Woodside students prepare for upcoming advanced-placement tests.

Woodside students prepare for upcoming AP tests in May.

Pioneer Institution Public Policy Research

Woodside students prepare for upcoming AP tests in May.

Anna Harshman, Staff Writer

Woodside High School students are in the midst of preparing for advanced placement (AP) tests which will take place throughout the month of May, raising discussions about the purpose, as well as the impact, of these classes.

I wanted the challenge; I wanted the rigor of an AP course.”

— Emma Klemperer

AP classes are courses taught in ordinance to a curriculum created by the college board in order to provide college level experiences to high school students. Tests are graded by the College Board, and if students score high enough, they are exempt from taking that course in college. The reasons for which students elect to take these classes vary, but typically relate to wanting a challenge.

“I wanted the challenge; I wanted the rigor of an AP course… I chose AP Calculus AB [because] it was the next course in my math pathway, and I hadn’t heard the best things about precalculus,” Emma Klemperer, a sophomore at Woodside High School who is currently enrolled in AP Modern European History and AP Calculus AB, stated.

While advanced-placement tests provide opportunities for high school students to get a grade boost on their grade-point averages (GPAs), take higher level classes, prepare for education after high school, and possible cut down on future college costs, they also serve as a source for high school student stress.

“It’s a lot of homework,” commented Andy Engel, a Woodside High School student taking AP Calculus. “[AP classes] are a lot harder [and] a lot more work than other class options.”

The Lion’s Roar Middletown High School North
Students at Woodside take a variety of AP classes.

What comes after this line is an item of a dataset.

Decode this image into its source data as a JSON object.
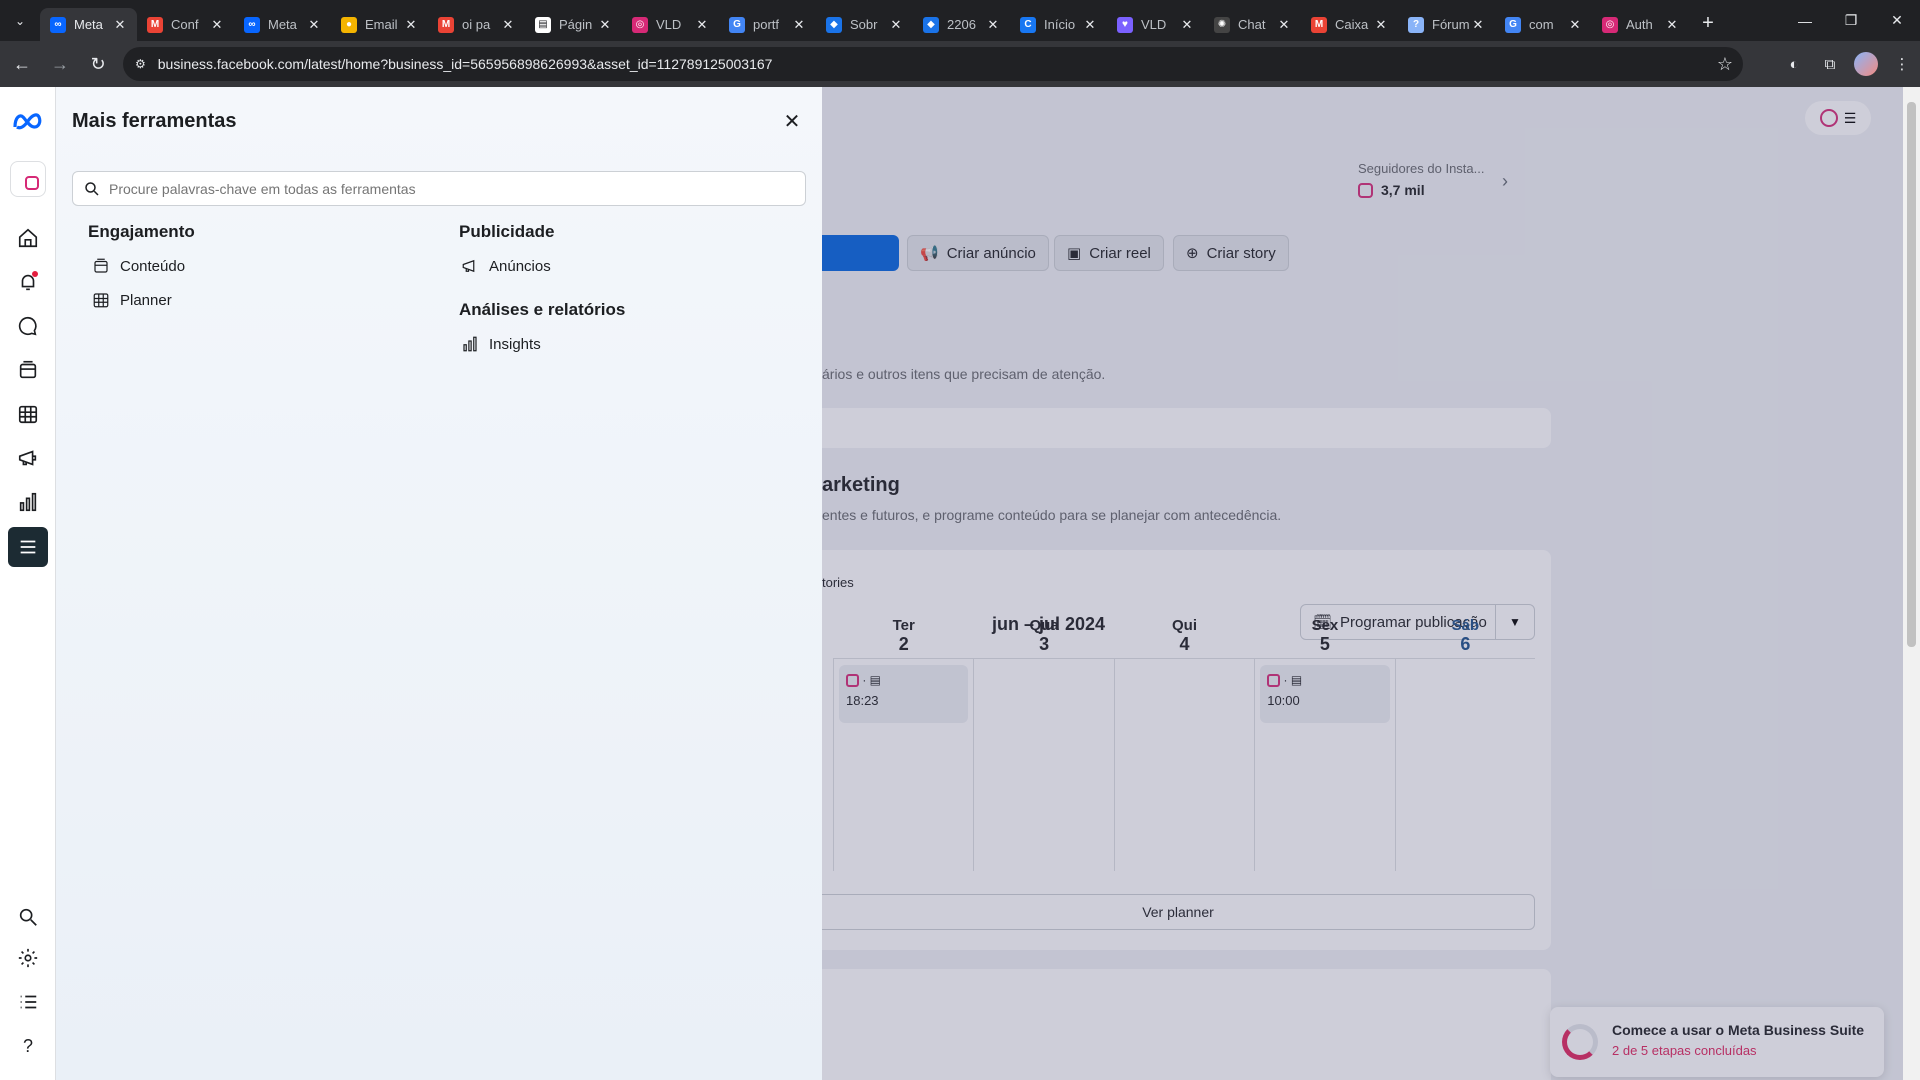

AP classes provide rigorous in-class as well as homework expectations, yet students feel pressured to take them due to the highly competitive college admissions process. However, perhaps contradictory to these high expectations, students feel that these classes are not taught in the most productive manner for absorbing high quantities of information.

Samantha Personette, a Woodside High School Junior taking AP English Language and AP Environmental Science, explains the pressure of these advanced classes.

“The amount of rigor and coursework [and] how teachers just expect you to teach yourself… puts a lot of responsibility on the students,” Personette explained.

Yet in recent years, students have been taking more and more AP classes. Despite the high stress and limited free time, AP courses offer students to pursue their interesting in a more in-depth classroom setting. Sstudents enrolled in these AP classes report satisfaction with the ability to further their understanding in areas of interest, but also acknowledge that stress is an inherent aspect of these courses, and that when choosing classes, each student must decide for him or herself what is the best choice for their future.

“Depending on what you want to do, I think you create how important AP classes are,” Personette concluded. “So, if you are somebody who decided that your priorities are to go to college, and go get this PhD, then AP could be this really crucial step. But if your someone who’s just trying to take them because that’s what everybody else is doing, and it’s not something that you’re really interested in, then it’s not worth the rigor, it’s not worth the stress.”